What is a Rugpull Scam?
Have you heard about a crypto asset that had a ton of hype behind it, and all of a sudden, a bunch of investors lost their money? Sometimes, this is caused by a coin’s having inherent flaws that end up causing it to lose value for legitimate reasons. But this can also take place when the rug is pulled out from under excited retail investors who may not have done much research into a coin’s ownership background.
The rug can be pulled out from under a cryptocurrency in several ways.
The first is that the creators or developers remove a large sum of liquidity from the pool, thereby, making it tougher to confirm transactions.
The second is that they released an excess of native tokens, thereby overwhelming the liquidity pool and having a colossal deflationary effect.
What are the Best Platforms to Mine on $SOL?
At the time of writing, Etherscan and Solscan are the two major platforms for making a comparison between the gas fees on both networks.
The table below shows the amount of gas fees needed per transaction:
|0.000005||103 Gwei ($9.61)|
How can You Track Your Liquidity Mining Projects
You can stake your cryptocurrency in a liquidity pool both to provide liquidity and to earn passive income in the form of new tokens to be added to your portfolio for free.
Sometimes, keeping an eye on your investments (especially when it involves multiple liquidity pools) can be tiresome. You are looking for a sort of automated mechanism to help you track your liquidity mining projects. It is possible to do that via Liquidity Pool Trackers.
Liquidity Pool Trackers evaluate the performance of your crypto tokens and coins invested in specific pools. Guess what? With the right Liquidity Pool Trackers, you can gain valuable insights on the potential APYs or ROIs of the liquidity pools, as well as important analytics/data that will help you make informed investment decisions.
There are lots of these trackers out there, with each offering different services. These are some of the popular ones and how they work:
- Revert Finance: You can use this Liquidity Pool Tracker to check both the past and the present/current positions you held or currently holding in the pool. It also has a Historic Pool Function that lets you into important insights about the overall performance of the positions you held in the liquidity pool.

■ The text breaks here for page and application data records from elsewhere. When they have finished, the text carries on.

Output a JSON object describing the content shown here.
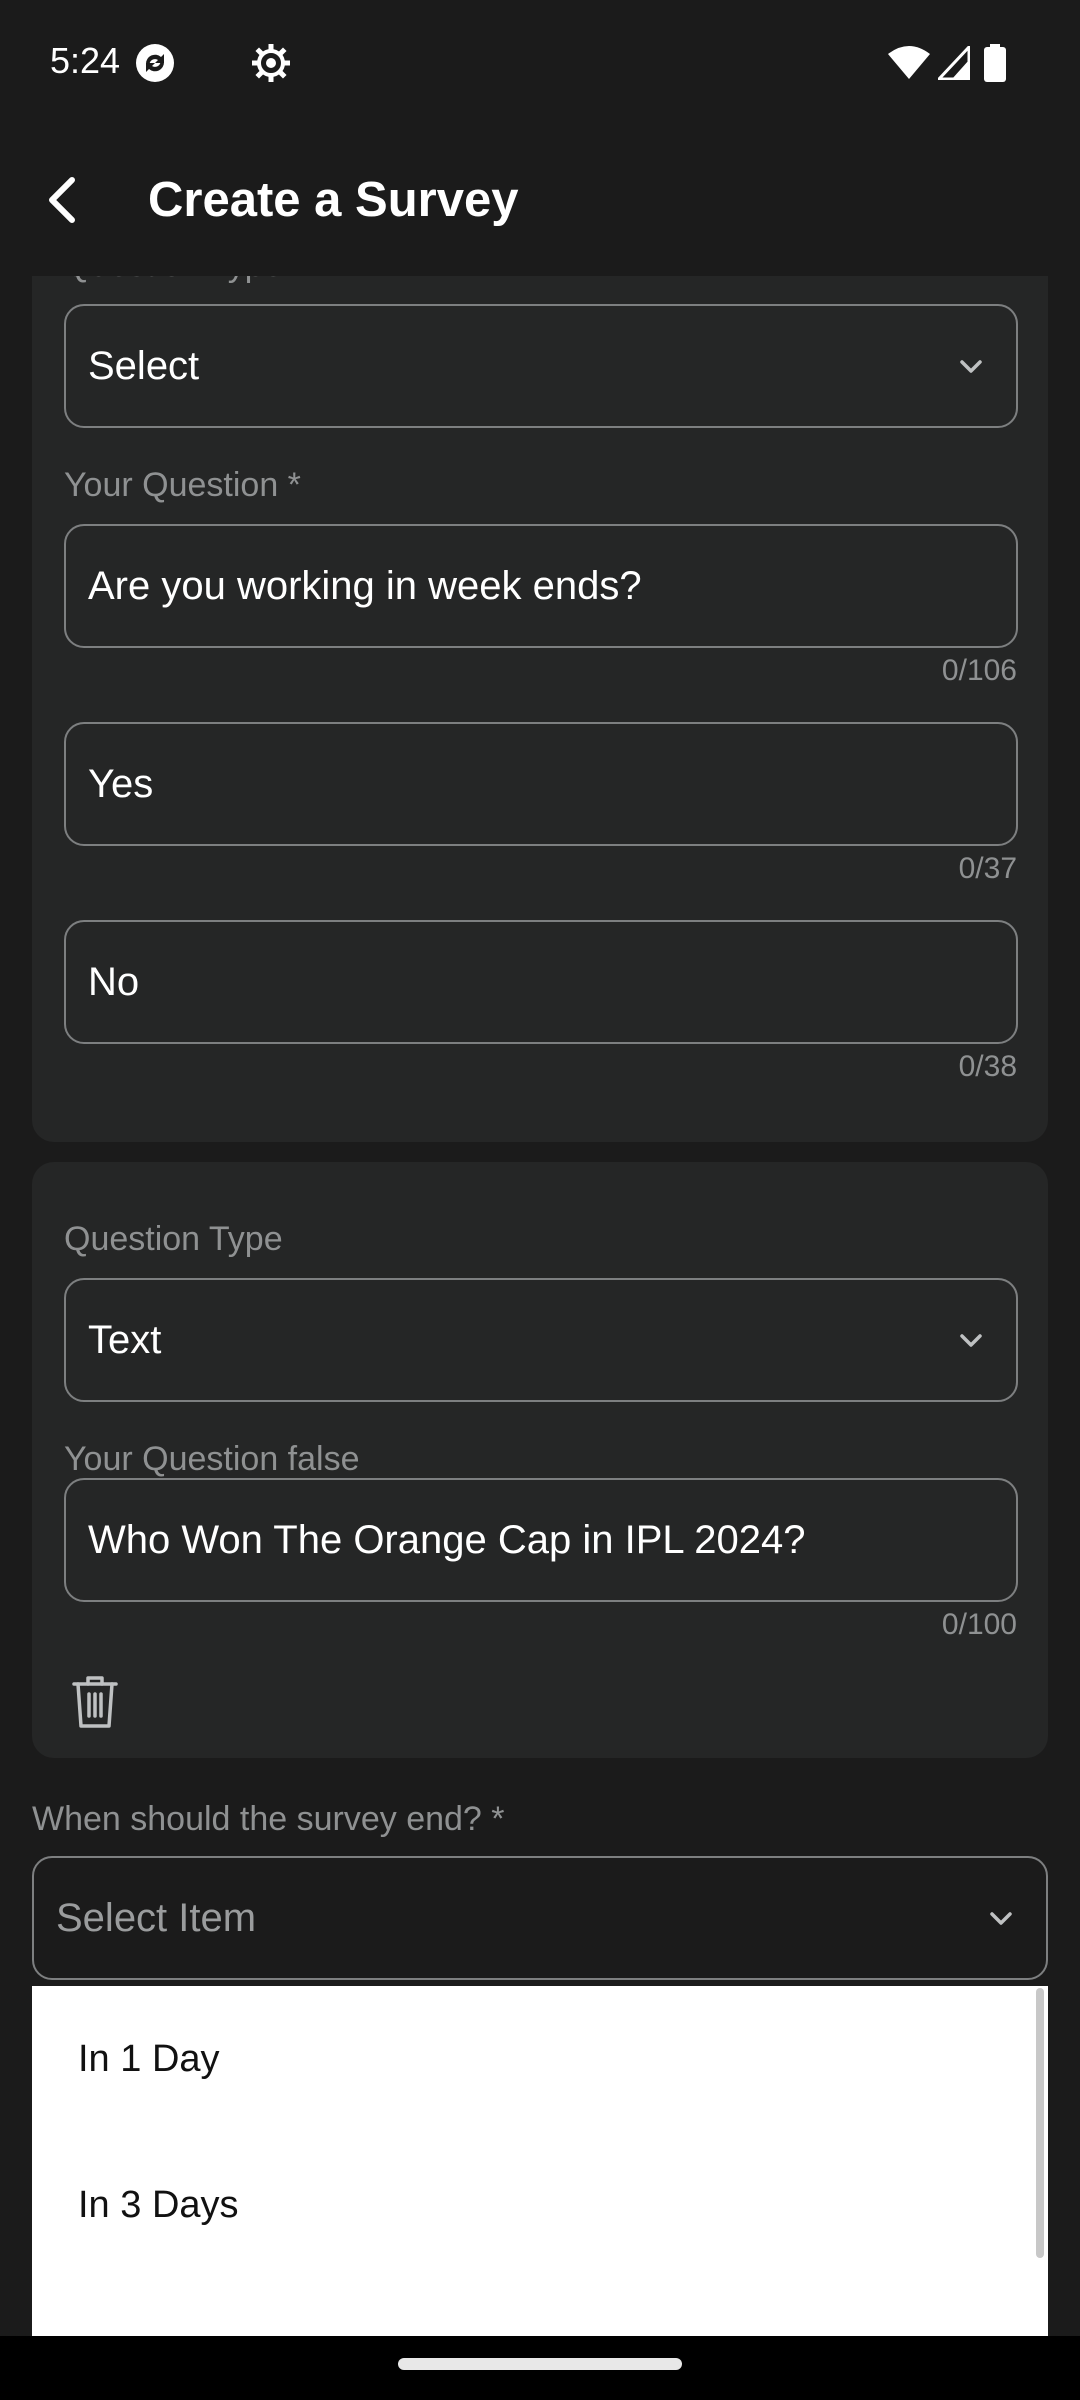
{
  "status_bar": {
    "time": "5:24",
    "icons": [
      "sync-icon",
      "settings-gear-icon",
      "wifi-icon",
      "signal-icon",
      "battery-icon"
    ]
  },
  "app_bar": {
    "title": "Create a Survey",
    "back_icon": "arrow-back-icon"
  },
  "question1": {
    "type_label": "Question Type",
    "type_value": "Select",
    "question_label": "Your Question *",
    "question_value": "Are you working in week ends?",
    "question_counter": "0/106",
    "options": [
      {
        "value": "Yes",
        "counter": "0/37"
      },
      {
        "value": "No",
        "counter": "0/38"
      }
    ]
  },
  "question2": {
    "type_label": "Question Type",
    "type_value": "Text",
    "question_label": "Your Question false",
    "question_value": "Who Won The Orange Cap in IPL 2024?",
    "question_counter": "0/100",
    "delete_icon": "trash-icon"
  },
  "survey_end": {
    "label": "When should the survey end? *",
    "placeholder": "Select Item"
  },
  "dropdown_menu": {
    "items": [
      "In 1 Day",
      "In 3 Days"
    ]
  },
  "colors": {
    "background": "#1b1b1b",
    "card": "#252626",
    "outline": "#7d7f80",
    "muted_text": "#8f9192",
    "menu_background": "#ffffff"
  }
}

- Vision: This is one of the most advanced Liquidity Pool Trackers in the sense that it allows you to check the real-time market price quotations, find out potential APYs, discover availability of liquidity pools across many Decentralized Exchanges (DEXs) and for tracking impermanent loss.
- Croco Finance: You would be surprised to discover that holding your cryptocurrencies could be way better than staking them in a liquidity pool. You can discover the profitability of doing so by using the Croco Finance Liquidity Pool Tracker.
What is the Best $SOL Solana Wallet?
Are you looking for the best cryptocurrency wallet for storing your Solana $SOL coin? Here are some of the options to consider:
- Trust Wallet: You can use this only for storing, sending and receiving the Solana ($SOL) token. It is not possible to use it for staking operations.
- Zelcore: This can be used for several purposes, including storing, transacting and connecting $SOL to DApps.
- Coin98: You can only use this cryptocurrency wallet to send and receive $SOL.
- Phantom: The Phantom cryptocurrency wallet now allows the users to store, send, receive, stake and swap their Solana ($SOL) tokens on the Solana blockchain network.
- Sollet: This is a non-custodial web wallet used for sending and receiving both $SOL and any other SPL token.
- SolFlare: This wallet has multiple uses, such as sending, receiving, and staking any SPL token.
The Solana ecosystem has come a long way and continues to give Ethereum a run for its money. We hope that the same tempo (and even something bigger than that) is sustained to make cryptocurrency mining faster, cheaper and more decentralized than it has ever been.